▸ **Task to carry out**: Please return every line of the records that contains the word "self".

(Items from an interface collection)
---
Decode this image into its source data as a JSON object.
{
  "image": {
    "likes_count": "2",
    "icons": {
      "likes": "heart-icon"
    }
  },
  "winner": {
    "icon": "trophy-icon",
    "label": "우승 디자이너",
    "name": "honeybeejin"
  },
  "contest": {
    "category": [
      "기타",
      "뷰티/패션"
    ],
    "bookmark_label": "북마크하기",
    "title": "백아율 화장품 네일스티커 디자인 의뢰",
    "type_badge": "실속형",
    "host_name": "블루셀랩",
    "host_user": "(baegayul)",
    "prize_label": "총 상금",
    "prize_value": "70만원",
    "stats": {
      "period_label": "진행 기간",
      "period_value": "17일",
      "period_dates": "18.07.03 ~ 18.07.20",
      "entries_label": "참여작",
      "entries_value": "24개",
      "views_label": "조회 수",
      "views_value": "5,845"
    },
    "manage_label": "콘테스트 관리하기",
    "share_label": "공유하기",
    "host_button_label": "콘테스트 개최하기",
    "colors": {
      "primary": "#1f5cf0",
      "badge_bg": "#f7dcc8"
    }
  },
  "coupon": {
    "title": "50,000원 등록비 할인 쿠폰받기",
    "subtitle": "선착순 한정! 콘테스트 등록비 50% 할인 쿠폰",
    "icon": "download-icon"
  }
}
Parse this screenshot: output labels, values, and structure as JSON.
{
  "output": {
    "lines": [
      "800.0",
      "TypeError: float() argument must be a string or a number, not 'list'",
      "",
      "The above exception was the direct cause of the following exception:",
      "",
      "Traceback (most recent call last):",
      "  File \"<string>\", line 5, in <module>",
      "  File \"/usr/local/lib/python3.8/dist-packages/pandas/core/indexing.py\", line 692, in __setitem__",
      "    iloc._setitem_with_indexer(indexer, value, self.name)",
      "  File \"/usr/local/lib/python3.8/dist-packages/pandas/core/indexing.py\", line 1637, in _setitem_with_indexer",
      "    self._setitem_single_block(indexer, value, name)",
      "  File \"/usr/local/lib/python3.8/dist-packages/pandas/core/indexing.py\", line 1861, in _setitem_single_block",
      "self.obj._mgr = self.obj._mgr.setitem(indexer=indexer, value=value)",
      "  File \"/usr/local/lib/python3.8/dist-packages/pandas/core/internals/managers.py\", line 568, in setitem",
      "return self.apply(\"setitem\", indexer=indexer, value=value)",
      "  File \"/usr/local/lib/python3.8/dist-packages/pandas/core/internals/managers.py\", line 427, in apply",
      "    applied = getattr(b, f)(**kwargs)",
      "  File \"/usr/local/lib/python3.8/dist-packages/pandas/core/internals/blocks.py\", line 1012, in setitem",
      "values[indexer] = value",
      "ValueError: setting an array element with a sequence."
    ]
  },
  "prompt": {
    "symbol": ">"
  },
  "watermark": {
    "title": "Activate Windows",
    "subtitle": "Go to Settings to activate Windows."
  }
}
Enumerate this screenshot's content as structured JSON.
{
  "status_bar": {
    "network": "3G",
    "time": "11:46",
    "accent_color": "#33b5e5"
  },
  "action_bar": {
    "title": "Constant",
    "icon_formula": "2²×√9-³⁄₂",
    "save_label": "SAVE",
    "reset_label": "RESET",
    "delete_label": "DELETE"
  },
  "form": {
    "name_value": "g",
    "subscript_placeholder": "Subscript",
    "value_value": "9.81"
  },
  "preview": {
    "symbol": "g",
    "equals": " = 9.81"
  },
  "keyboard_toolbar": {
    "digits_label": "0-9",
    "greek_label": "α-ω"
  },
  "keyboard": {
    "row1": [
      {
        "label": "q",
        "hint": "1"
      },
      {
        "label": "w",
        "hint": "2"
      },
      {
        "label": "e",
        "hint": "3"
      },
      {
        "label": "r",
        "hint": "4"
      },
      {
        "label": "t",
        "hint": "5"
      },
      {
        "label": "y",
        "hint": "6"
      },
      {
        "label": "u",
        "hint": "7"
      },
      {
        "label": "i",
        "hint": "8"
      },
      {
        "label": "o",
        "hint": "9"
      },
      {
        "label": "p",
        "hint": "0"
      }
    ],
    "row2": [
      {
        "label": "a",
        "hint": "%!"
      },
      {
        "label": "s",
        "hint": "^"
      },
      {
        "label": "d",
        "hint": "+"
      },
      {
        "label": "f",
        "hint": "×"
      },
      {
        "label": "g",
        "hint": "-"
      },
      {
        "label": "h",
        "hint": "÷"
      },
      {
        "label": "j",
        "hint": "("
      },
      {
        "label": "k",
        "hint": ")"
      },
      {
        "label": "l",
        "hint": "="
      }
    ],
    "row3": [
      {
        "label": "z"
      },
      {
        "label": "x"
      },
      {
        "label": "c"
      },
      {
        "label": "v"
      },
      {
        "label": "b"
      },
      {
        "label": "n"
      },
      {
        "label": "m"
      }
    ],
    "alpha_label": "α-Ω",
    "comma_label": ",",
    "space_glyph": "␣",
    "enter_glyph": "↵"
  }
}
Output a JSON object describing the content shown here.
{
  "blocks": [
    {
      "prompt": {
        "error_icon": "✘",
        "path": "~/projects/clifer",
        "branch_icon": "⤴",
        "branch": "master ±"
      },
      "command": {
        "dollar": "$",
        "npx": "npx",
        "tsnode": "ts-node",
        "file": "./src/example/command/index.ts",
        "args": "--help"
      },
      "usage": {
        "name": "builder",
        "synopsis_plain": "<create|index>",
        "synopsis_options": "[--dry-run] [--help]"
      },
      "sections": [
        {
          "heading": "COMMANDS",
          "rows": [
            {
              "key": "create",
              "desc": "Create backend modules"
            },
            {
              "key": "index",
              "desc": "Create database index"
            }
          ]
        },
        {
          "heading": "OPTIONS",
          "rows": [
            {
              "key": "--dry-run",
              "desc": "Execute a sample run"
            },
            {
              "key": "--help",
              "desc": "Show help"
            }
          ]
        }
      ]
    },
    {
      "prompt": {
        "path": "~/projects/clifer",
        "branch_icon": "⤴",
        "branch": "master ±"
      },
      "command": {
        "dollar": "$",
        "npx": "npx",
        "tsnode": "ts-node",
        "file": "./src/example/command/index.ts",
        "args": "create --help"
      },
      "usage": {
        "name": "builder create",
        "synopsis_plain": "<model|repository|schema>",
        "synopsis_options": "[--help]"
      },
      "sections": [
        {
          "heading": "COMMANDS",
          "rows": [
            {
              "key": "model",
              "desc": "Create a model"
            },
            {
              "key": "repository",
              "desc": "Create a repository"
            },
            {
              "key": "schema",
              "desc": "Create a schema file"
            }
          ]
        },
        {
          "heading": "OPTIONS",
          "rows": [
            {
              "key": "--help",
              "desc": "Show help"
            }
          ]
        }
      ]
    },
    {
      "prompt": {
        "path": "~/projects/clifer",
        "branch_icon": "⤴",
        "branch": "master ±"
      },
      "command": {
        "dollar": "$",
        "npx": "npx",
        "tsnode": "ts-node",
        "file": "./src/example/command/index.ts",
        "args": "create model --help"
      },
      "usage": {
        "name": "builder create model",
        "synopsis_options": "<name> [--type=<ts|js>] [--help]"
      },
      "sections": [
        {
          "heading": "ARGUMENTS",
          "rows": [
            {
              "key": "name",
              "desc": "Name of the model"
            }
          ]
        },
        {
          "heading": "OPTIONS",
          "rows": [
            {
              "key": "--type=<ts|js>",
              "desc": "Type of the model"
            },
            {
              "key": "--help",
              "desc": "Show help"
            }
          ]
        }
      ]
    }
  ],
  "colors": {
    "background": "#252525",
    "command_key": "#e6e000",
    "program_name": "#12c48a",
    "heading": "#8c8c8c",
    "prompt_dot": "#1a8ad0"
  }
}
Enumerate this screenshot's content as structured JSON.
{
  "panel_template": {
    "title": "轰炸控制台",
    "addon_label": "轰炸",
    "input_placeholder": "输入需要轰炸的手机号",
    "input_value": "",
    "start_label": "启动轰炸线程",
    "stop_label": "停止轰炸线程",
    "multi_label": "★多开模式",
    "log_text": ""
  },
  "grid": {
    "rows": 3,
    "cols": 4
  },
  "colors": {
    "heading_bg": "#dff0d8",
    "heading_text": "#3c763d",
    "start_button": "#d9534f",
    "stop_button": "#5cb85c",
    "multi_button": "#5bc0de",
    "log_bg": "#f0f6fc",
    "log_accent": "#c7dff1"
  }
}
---
▸ **Solution for this exercise**:
      "    iloc._setitem_with_indexer(indexer, value, self.name)",
      "    self._setitem_single_block(indexer, value, name)",
      "self.obj._mgr = self.obj._mgr.setitem(indexer=indexer, value=value)",
      "return self.apply(\"setitem\", indexer=indexer, value=value)",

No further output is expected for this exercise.